Mexico City has passed a new law requiring that all dogs and cats be microchipped and sterilized. ‘Potentially dangerous’ dog permits will also be required for breeds considered aggressive; such as, Pit Bulls, Rottweilers, and Mastiffs. Dogs permitted as “potentially dangerous’ cannot be walked in public without a muzzle, the Associated Press reports.
Mexico City pet owners, breeders and veterinarians are actively protesting the law which additionally mandates registration (licensing) of all cats and dogs, according to the Associated Press.
The Mexican Dog Fanciers Federation said the law was rushed through in early May without adequate consultation. Veterinarian group and breed clubs are arguing the law could endanger thousands of jobs at clinics, pet salons and breeding and training facilities by causing a sharp drop in pet numbers, according to HNGN.
The most controversial aspect of the law, of course, is the requirement that all pets must be sterilized. Mexico City, with nearly 9 million people, has a serious problem with strays, puppy mills, animal mistreatment and illegal pet sales, the AP reports.
The law is not yet formally enacted but is definitely designed to establish a new level of responsibility for animals and reflects a changing attitude that caused Mexico’s middle-class to spend $2.2 billion on pets in 2013.
The law also requires that collars are worn with visible ID tags, that dogs are leashed in public places; and adequate food, water and space is provided for owned pets, according to the AP.
Two other requirements designed to increase animal and public safety are that trainers cannot work with pets in public, and children under 14 will not be allowed to walk pets without an adult being present, the report states.
CULTURAL CHANGES IN MEXICO REGARDING PETS
An owned dog's life in Mexico has traditionally consisted of days chained to the roof of the house, says Newsday.
Mexico has an estimated 20 million dogs or more, many of them roaming the streets hunting for food in the trash or spending their days shut up in apartments by owners who see them simply as living burglar alarms.
Last year, the problem gained international attention when authorities said five people had been killed by a pack of feral dogs in the Cerro de Estrella park in Iztapalapa, a poor eastern neighborhood of Mexico City.
LAW INTENDS TO ADDRESS PUPPY MILLS AND ILLEGAL SALES
"The decision to sterilize pets should be voluntary," said Juan Luis Martinez, administrative director of the Mexican Dog Fanciers Federation.
Breeders who claim to be “legal” say the law violates an owner’s right to breed animals responsibly.
By forcing legitimate facilities out of business, puppy and kitten breeding in the hands of unscrupulous dealers who sell animals out of car trunks or from crates at street markets the AP reports.

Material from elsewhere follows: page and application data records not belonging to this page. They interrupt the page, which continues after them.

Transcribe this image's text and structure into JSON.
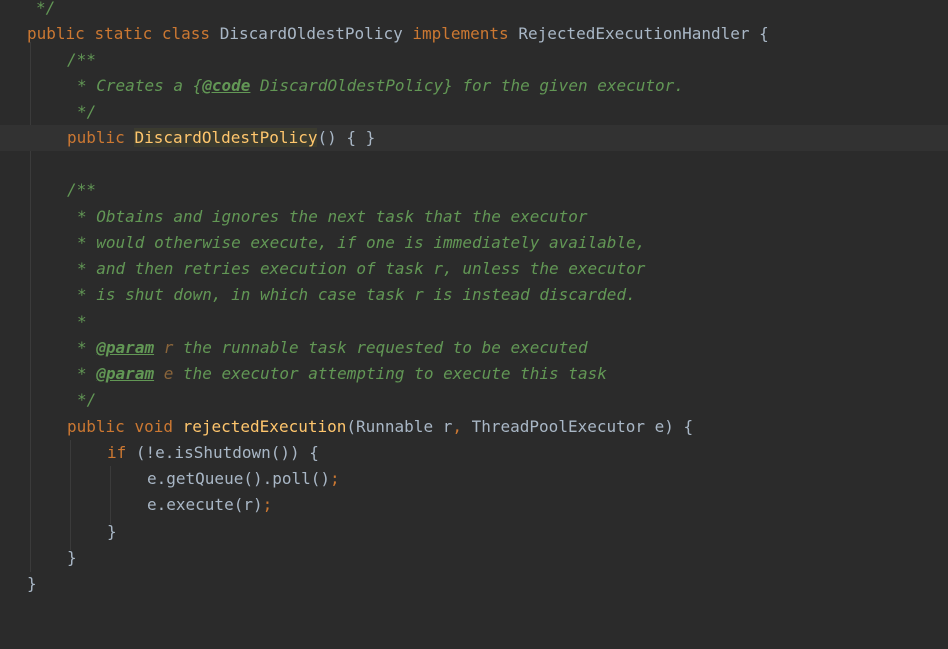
{
  "editor": {
    "lines": {
      "l0": {
        "comment_end": "*/"
      },
      "l1": {
        "kw_public": "public",
        "kw_static": "static",
        "kw_class": "class",
        "class_name": "DiscardOldestPolicy",
        "kw_implements": "implements",
        "iface": "RejectedExecutionHandler",
        "brace": "{"
      },
      "l2": {
        "doc_open": "/**"
      },
      "l3": {
        "star": "*",
        "text1": "Creates a ",
        "brace_open": "{",
        "code_tag": "@code",
        "code_text": " DiscardOldestPolicy",
        "brace_close": "}",
        "text2": " for the given executor."
      },
      "l4": {
        "doc_close": "*/"
      },
      "l5": {
        "kw_public": "public",
        "ctor_name": "DiscardOldestPolicy",
        "rest": "() { }"
      },
      "l6": {
        "doc_open": "/**"
      },
      "l7": {
        "text": "* Obtains and ignores the next task that the executor"
      },
      "l8": {
        "text": "* would otherwise execute, if one is immediately available,"
      },
      "l9": {
        "text": "* and then retries execution of task r, unless the executor"
      },
      "l10": {
        "text": "* is shut down, in which case task r is instead discarded."
      },
      "l11": {
        "text": "*"
      },
      "l12": {
        "star": "*",
        "param_tag": "@param",
        "param_name": "r",
        "text": " the runnable task requested to be executed"
      },
      "l13": {
        "star": "*",
        "param_tag": "@param",
        "param_name": "e",
        "text": " the executor attempting to execute this task"
      },
      "l14": {
        "doc_close": "*/"
      },
      "l15": {
        "kw_public": "public",
        "kw_void": "void",
        "method_name": "rejectedExecution",
        "params1": "(Runnable r",
        "comma": ",",
        "params2": " ThreadPoolExecutor e) {"
      },
      "l16": {
        "kw_if": "if",
        "cond": " (!e.isShutdown()) {"
      },
      "l17": {
        "stmt": "e.getQueue().poll()",
        "semi": ";"
      },
      "l18": {
        "stmt": "e.execute(r)",
        "semi": ";"
      },
      "l19": {
        "brace": "}"
      },
      "l20": {
        "brace": "}"
      },
      "l21": {
        "brace": "}"
      }
    }
  },
  "colors": {
    "background": "#2b2b2b",
    "current_line": "#323232",
    "keyword": "#cc7832",
    "identifier": "#a9b7c6",
    "doc_comment": "#629755",
    "method_decl": "#ffc66d",
    "param_ref": "#8a653b"
  }
}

Martinez told the AP that the law's requirements, including fines from about $100 up to as much as $5,000, could encourage noncompliance and lead people to dump more animals in the street and parks.